Jennifer Linder July 30, 2020

If there’s anything we’ve learned from years of data-driven, timely communication practices, it’s that crises happen at all sorts of levels: globally, nationally, regionally—and even more frequently, personally.

The emergence of COVID-19 has underscored the importance of a crisis-communications practice. But we’re here to offer a challenging statement: If you’re doing day-to-day communications effectively, crisis communications shouldn’t be any different.

Whether a major pandemic like we find ourselves in now, a regional weather disaster like a hurricane, or an individual struggle like cancer or financial hardship, these events deserve the same care and response as any crisis.

Microcrises, macrocrises, and everything in between

Daily microcrises:

The Evive platform has been responding to crises at the individual level for years (and was specifically designed to do so)—by delivering dynamic, highly data-driven “campaigns of one.”

Campaigns of one are individualized, prioritized employer resource marketing campaigns. They include identifying who’s overdue for a preventive care activity and nudging them to complete it (helping to prevent a potential health crisis), recognizing who’s not utilizing an HSA/FSA benefit that could support them during financially challenging times, or revealing with predictive analytics who’s trending toward costly healthcare episodes (such as musculoskeletal-related procedures)—and directing those individuals to second opinion services.

Occasional regional crises:

Natural disasters like hurricanes and tornadoes creep in when they want to—and it’s nearly impossible for anyone to fully prepare. We’ve seen these catastrophic events impact various large-employer customers with varying severity, but fortunately our communications approach is inherently crisis-abiding.

To connect employees and dependents with critical resources and relevant operational updates as quickly as they need them in these scenarios, our platform segments messaging by zip code, benefits eligibility, and more (bolstering response to safety check-in initiatives as well). We’ve supported one Fortune 100 customer in particular through several natural disasters, including Hurricane Irma and Tropical Storm Imelda.

Rare macrocrises:

Given these rapid, relevant communications in relation to daily and regional events, it makes sense that the Evive platform was well-equipped to quickly support our customers’ response to COVID-19. Once-in-a-lifetime macrocrises like this are where we take our existing approaches and escalate them to the national level. In this case, we familiarized members with more appropriate care options (e.g., telehealth over in-person doctor’s office visits), broadcasted mental health resources after learning the desire for them was prevalent, and provided compelling financial tips to those who might need them most (bringing it full circle to personal crises that occur regardless of the macrocrises at hand).

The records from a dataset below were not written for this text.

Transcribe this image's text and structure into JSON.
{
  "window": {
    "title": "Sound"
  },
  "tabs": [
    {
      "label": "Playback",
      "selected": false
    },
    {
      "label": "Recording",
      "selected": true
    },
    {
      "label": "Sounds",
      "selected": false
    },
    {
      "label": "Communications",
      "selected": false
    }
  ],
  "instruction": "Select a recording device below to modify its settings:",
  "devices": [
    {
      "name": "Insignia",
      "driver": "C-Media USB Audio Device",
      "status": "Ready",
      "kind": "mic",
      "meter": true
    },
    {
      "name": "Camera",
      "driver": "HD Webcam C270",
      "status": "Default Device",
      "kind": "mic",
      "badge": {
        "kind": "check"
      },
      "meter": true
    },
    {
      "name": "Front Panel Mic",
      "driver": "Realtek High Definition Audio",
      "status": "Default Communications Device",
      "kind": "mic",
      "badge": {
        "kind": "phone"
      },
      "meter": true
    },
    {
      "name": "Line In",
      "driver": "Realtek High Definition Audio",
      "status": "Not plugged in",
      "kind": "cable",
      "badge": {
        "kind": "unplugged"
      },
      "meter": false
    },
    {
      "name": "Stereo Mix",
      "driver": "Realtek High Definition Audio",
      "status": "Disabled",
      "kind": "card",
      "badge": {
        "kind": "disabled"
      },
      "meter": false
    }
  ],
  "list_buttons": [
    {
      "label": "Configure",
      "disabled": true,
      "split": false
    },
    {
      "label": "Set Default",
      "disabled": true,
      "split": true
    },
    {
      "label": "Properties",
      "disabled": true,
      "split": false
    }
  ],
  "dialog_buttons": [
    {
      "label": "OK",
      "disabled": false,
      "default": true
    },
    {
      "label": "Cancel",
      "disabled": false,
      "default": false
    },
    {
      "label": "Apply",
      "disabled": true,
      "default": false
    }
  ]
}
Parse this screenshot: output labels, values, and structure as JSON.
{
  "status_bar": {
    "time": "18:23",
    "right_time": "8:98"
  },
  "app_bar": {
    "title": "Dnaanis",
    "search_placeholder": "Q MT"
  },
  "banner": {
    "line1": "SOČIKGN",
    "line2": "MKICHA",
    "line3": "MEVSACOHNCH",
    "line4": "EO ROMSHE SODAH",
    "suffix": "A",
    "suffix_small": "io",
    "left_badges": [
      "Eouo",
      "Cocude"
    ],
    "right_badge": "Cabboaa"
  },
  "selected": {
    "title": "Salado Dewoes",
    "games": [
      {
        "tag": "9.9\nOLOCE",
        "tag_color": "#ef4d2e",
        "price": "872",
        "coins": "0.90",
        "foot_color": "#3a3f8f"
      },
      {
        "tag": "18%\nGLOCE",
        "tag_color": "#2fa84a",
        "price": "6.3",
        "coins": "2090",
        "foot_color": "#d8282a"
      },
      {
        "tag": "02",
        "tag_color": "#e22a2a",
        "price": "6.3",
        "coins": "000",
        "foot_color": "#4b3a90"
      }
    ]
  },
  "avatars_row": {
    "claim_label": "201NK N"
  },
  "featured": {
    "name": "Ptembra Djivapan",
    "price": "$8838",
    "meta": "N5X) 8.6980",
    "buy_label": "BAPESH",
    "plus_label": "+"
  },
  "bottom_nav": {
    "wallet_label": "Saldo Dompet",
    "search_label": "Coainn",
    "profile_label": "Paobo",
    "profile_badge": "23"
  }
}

So what does crisis planning look like?

What we’ve found is there really is no crisis planning period, because crises are ongoing and occur at multiple levels. The constant microcrises hit individual employees just as hard as anything else. These are the personal pandemics, playing out largely invisibly—unless you have the rapid communications platform in place to detect and address them. The same goes for seasonal crises of hurricanes and tornadoes. Essentially, if you “crisis plan” for your standard communications approach by implementing a rapid communications platform, every crisis, no matter the level, will get addressed in the right way.

Learn more about how this works in our latest eBook, which illustrates many employers’ responses to COVID-19—and their ongoing interventions to microcrises, too.